Filter the data for lines with the word "title" and copy those lines.

Interface dataset entries
————————
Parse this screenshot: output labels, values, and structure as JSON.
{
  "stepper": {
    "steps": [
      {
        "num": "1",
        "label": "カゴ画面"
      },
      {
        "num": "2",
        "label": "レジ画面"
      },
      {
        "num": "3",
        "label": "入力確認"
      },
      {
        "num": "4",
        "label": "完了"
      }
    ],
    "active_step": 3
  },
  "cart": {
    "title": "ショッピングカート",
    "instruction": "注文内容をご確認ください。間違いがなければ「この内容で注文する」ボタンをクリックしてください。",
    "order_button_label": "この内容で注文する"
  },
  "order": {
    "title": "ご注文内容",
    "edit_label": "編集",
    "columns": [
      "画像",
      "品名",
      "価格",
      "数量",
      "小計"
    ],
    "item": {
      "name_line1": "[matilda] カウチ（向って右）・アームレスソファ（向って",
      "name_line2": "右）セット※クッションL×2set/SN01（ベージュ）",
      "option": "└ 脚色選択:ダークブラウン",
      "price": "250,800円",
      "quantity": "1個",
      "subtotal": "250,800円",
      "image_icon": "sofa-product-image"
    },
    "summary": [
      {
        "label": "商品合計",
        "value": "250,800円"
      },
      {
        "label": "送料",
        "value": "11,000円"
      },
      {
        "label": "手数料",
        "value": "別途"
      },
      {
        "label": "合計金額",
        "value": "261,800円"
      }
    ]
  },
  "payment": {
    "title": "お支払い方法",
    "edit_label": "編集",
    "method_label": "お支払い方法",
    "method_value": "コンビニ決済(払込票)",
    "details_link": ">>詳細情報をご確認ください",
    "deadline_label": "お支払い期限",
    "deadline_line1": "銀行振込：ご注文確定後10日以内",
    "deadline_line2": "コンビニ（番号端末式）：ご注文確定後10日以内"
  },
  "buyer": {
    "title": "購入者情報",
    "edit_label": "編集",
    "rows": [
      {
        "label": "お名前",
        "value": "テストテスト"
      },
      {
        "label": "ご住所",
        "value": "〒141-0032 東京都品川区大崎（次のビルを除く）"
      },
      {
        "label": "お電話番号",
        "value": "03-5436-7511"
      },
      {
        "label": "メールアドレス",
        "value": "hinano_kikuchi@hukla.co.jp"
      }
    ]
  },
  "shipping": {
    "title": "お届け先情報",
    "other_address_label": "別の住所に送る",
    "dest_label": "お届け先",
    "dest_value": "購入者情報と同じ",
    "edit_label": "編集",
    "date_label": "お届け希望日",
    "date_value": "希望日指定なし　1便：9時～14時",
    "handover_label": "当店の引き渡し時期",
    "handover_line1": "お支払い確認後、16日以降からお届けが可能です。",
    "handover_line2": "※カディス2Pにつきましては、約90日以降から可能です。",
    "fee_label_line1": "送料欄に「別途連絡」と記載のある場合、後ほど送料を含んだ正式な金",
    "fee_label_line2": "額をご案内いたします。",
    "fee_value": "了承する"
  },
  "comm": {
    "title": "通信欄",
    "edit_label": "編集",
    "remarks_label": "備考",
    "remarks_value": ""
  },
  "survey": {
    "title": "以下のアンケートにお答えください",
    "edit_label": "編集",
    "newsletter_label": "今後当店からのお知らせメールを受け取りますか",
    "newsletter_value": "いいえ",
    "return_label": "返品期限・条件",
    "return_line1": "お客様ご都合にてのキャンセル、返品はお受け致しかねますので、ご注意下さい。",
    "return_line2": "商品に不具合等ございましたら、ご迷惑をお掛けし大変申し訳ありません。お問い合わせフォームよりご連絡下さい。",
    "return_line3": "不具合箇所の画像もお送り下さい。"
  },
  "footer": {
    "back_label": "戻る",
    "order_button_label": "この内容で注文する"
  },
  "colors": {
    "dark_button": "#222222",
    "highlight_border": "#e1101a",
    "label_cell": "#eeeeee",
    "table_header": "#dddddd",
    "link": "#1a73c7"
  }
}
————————
▶ **EXERCISE OUTPUT**
    "title": "ショッピングカート",
    "title": "ご注文内容",
    "title": "お支払い方法",
    "title": "購入者情報",
    "title": "お届け先情報",
    "title": "通信欄",
    "title": "以下のアンケートにお答えください",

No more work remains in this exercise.